The New Brunswick government and Atlantic Lottery Corp. are gambling on a $2-million investment in a U.K. company that will attract a younger generation of players.
The provincial government has approved a $2-million investment into GeoSweep, a company that operates a game where gamblers bet on Google Earth locations.
Paula Dyke, the director of public affairs at the Atlantic Lottery Corp. (ALC), said GeoSweep is a popular lottery game in the United Kingdom and the Crown corporation would like to see it become a hit in North America.
"For us, it's about getting in on the ground floor and looking at how that can benefit our own region," Dyke said.
Dyke said ALC is investing in the company hoping for a share of the North American profits.
'It really is one of those lotteries that appeals to what we would call the Facebook generation.' — Paula Dyke, ALC
The ALC official would not say whether New Brunswick is the only partner at ALC to invest in this company. The governments of New Brunswick, Nova Scotia, Prince Edward Island and Newfoundland and Labrador are all partners in ALC.
The current U.K. version of GeoSweep has divided up a map of Britain and it allows U.K. gamblers to put their money on a particular plot of land, such as their house or a portion of Buckingham Palace.
There are two random draws held daily and a person wins one million pounds (or about C$1.5 million).
However, the gambling contract is a direct play for younger players, who may be gambling their money elsewhere.
The GeoSweep game encourages people to use Google Earth and social media sites, such as Facebook and Twitter.
"It really is one of those lotteries that appeals to what we would call the Facebook generation," Dyke said.
Invest in literacy: NDP
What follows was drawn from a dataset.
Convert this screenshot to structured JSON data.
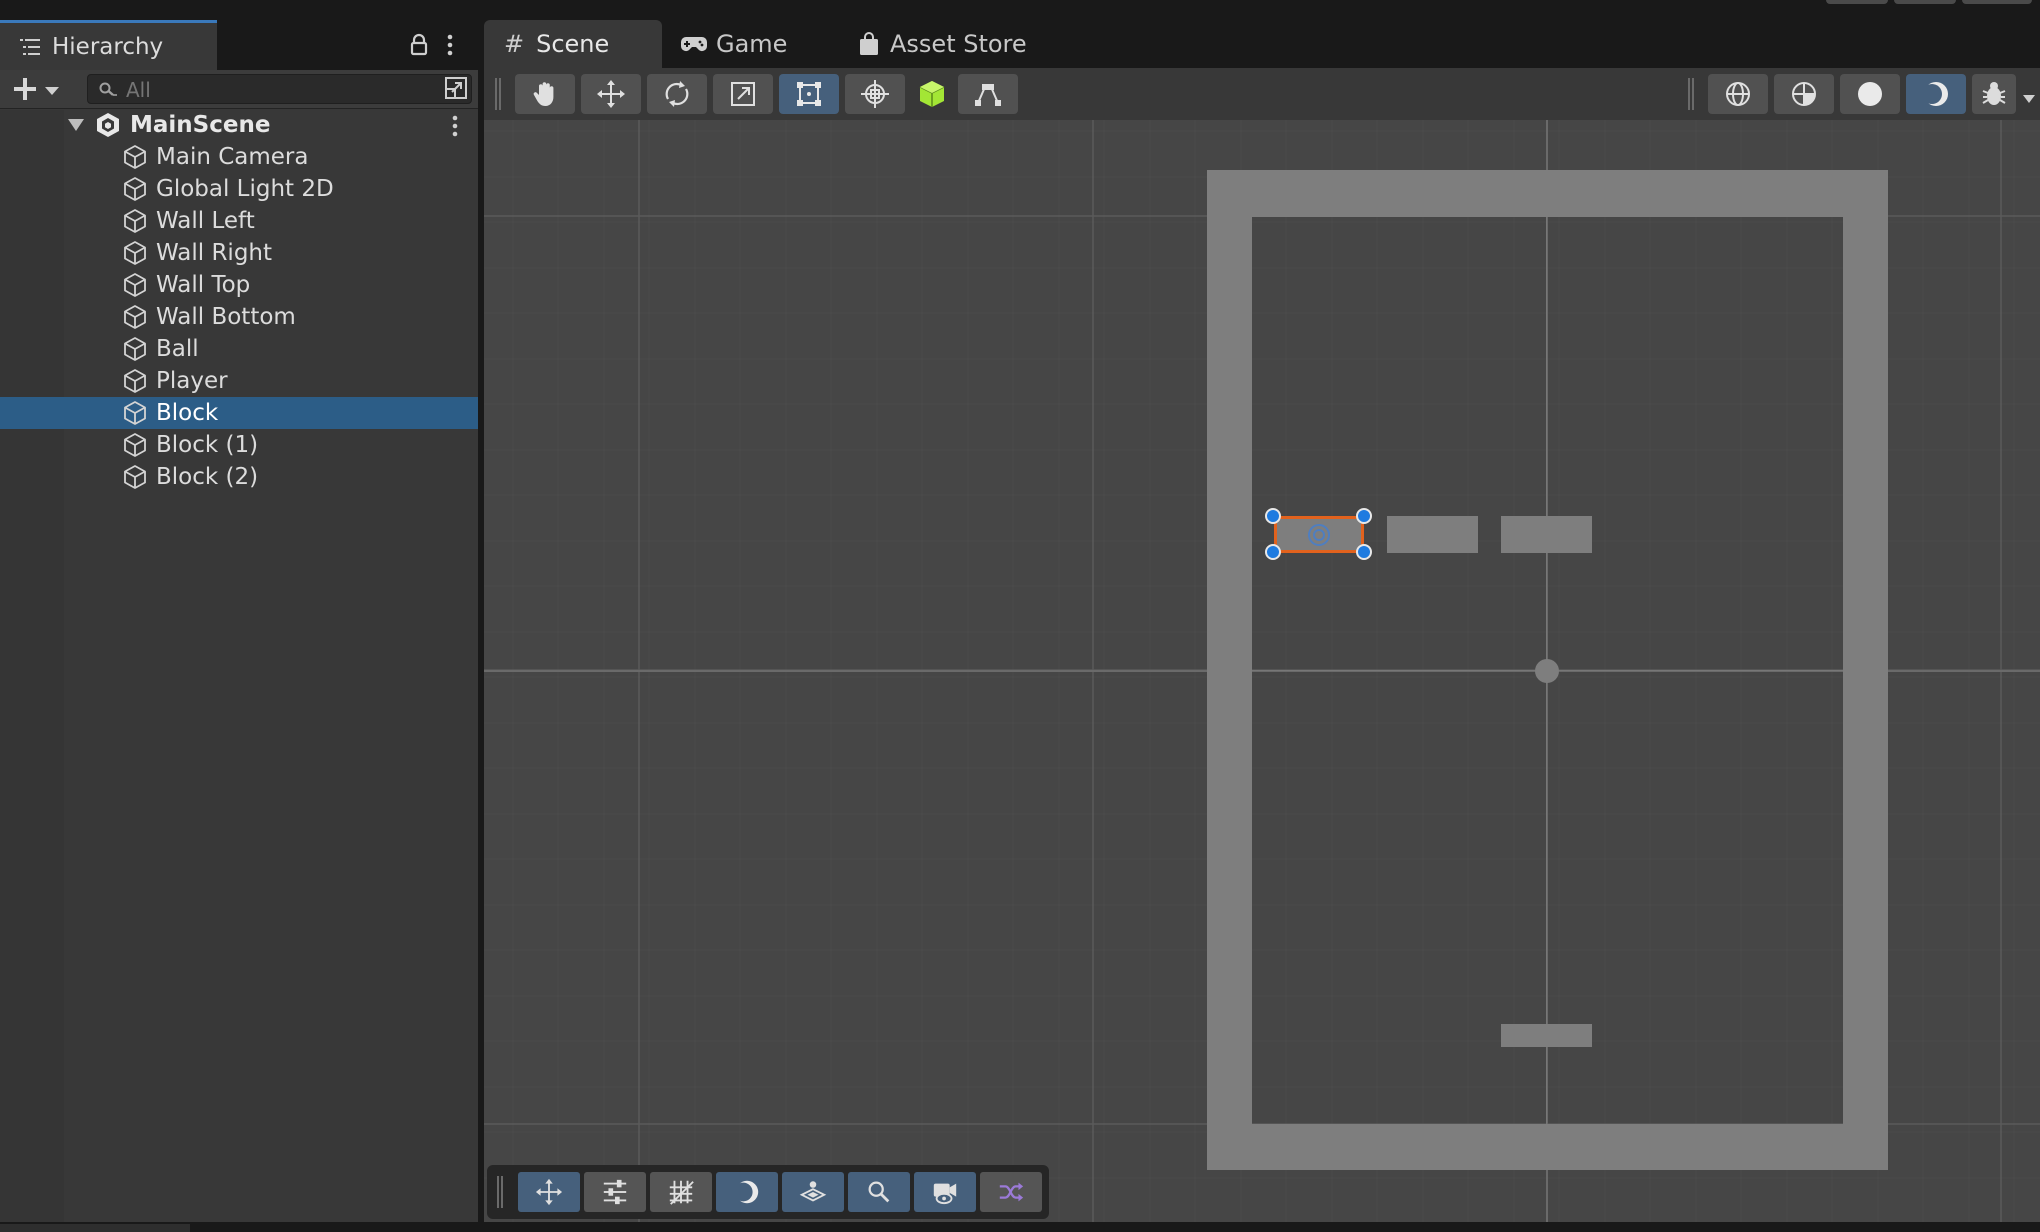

New Democratic Party Leader Dominic Cardy said there are better ways to spend government money than on gambling companies.
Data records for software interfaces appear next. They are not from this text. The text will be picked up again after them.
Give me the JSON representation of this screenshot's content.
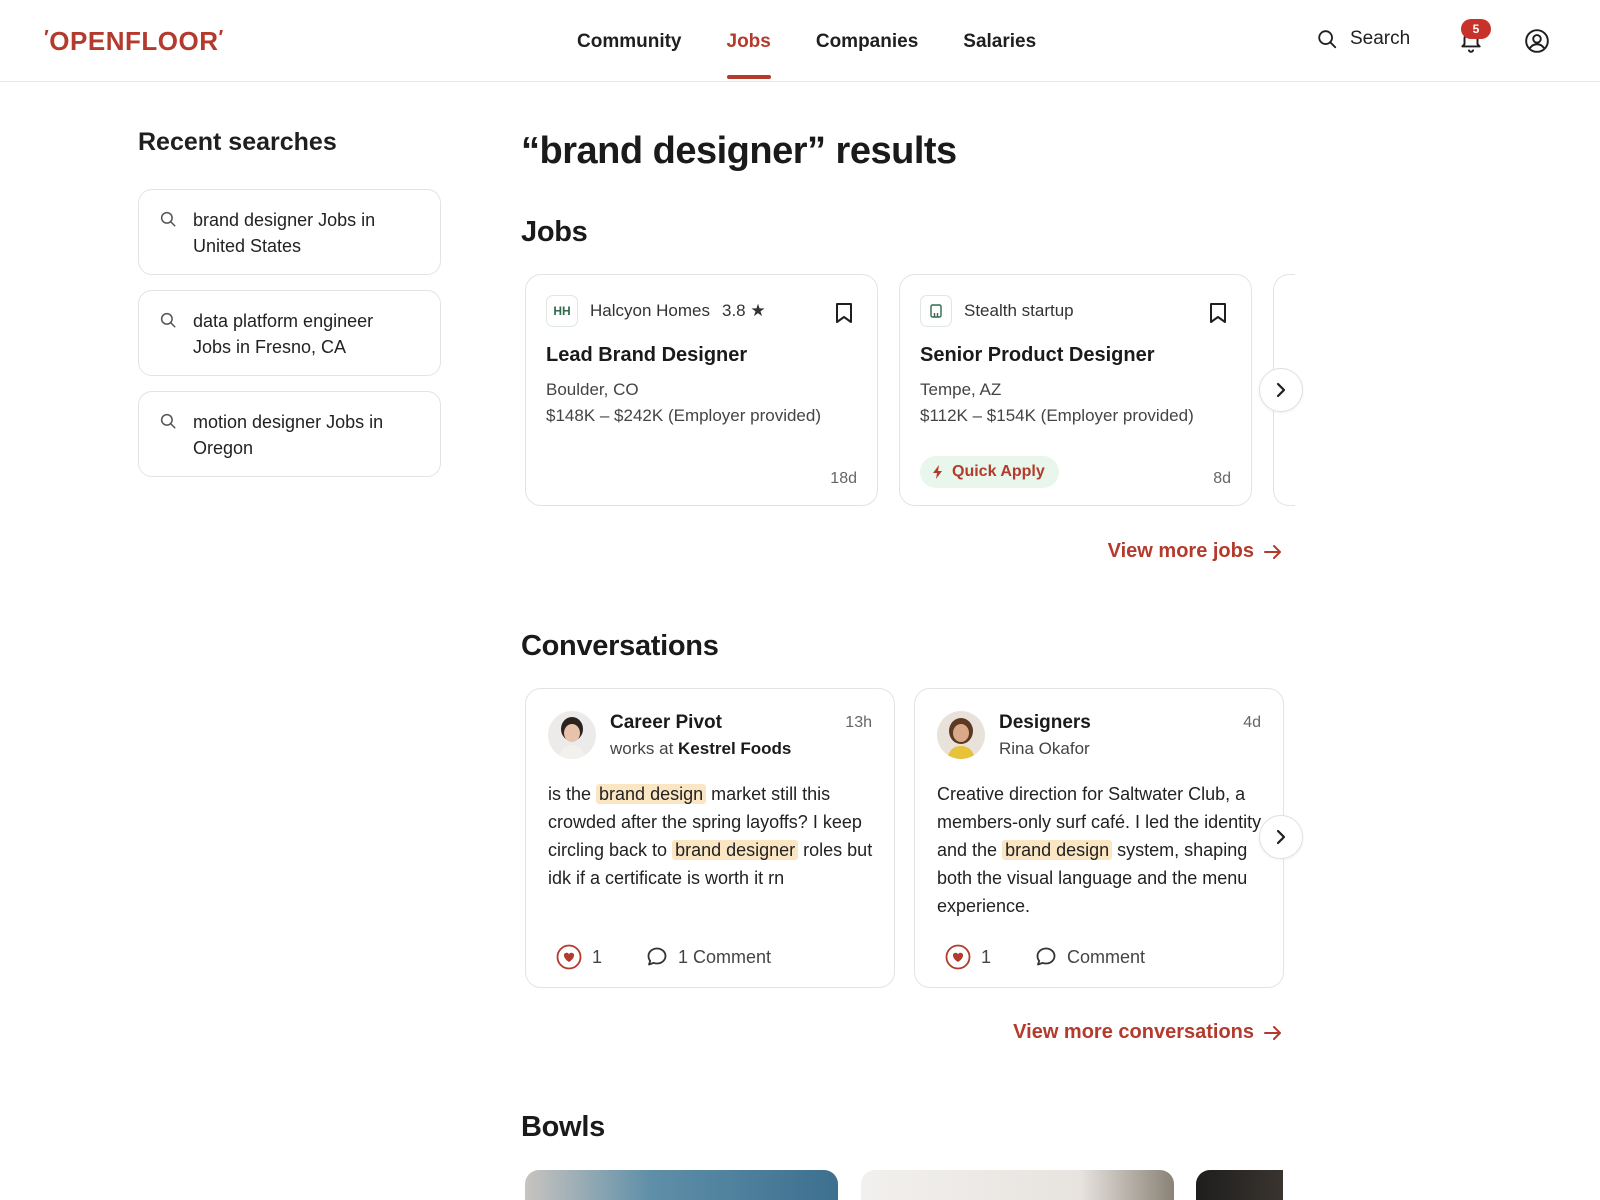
{
  "header": {
    "logo": "OPENFLOOR",
    "nav": [
      "Community",
      "Jobs",
      "Companies",
      "Salaries"
    ],
    "active_nav": "Jobs",
    "search_label": "Search",
    "notification_count": "5"
  },
  "sidebar": {
    "title": "Recent searches",
    "items": [
      {
        "line1": "brand designer Jobs in",
        "line2": "United States"
      },
      {
        "line1": "data platform engineer",
        "line2": "Jobs in Fresno, CA"
      },
      {
        "line1": "motion designer Jobs in",
        "line2": "Oregon"
      }
    ]
  },
  "main": {
    "results_title": "“brand designer” results",
    "jobs_title": "Jobs",
    "jobs": [
      {
        "logo": "HH",
        "company": "Halcyon Homes",
        "rating": "3.8",
        "title": "Lead Brand Designer",
        "location": "Boulder, CO",
        "salary": "$148K – $242K (Employer provided)",
        "age": "18d"
      },
      {
        "company": "Stealth startup",
        "title": "Senior Product Designer",
        "location": "Tempe, AZ",
        "salary": "$112K – $154K (Employer provided)",
        "quick_apply": "Quick Apply",
        "age": "8d"
      }
    ],
    "view_more_jobs": "View more jobs",
    "conversations_title": "Conversations",
    "conversations": [
      {
        "bowl": "Career Pivot",
        "sub_prefix": "works at",
        "sub_company": "Kestrel Foods",
        "age": "13h",
        "body": [
          {
            "t": "is the "
          },
          {
            "t": "brand design",
            "hl": true
          },
          {
            "t": " market still this crowded after the spring layoffs? I keep circling back to "
          },
          {
            "t": "brand designer",
            "hl": true
          },
          {
            "t": " roles but idk if a certificate is worth it rn"
          }
        ],
        "likes": "1",
        "comments": "1 Comment"
      },
      {
        "bowl": "Designers",
        "author": "Rina Okafor",
        "age": "4d",
        "body": [
          {
            "t": "Creative direction for Saltwater Club, a members-only surf café. I led the identity and the "
          },
          {
            "t": "brand design",
            "hl": true
          },
          {
            "t": " system, shaping both the visual language and the menu experience."
          }
        ],
        "likes": "1",
        "comments": "Comment"
      }
    ],
    "view_more_conversations": "View more conversations",
    "bowls_title": "Bowls"
  },
  "colors": {
    "accent": "#b33a2c",
    "highlight": "#fbe6c4",
    "quick_apply_bg": "#e8f6ec"
  }
}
"This is our government's idea of economic development and investment is to pump money into gambling operations," Cardy said.
"I think we should be looking elsewhere for places to put our public money."
For instance, Cardy said the provincial government would be better off investing in literacy in order to create a stronger economy.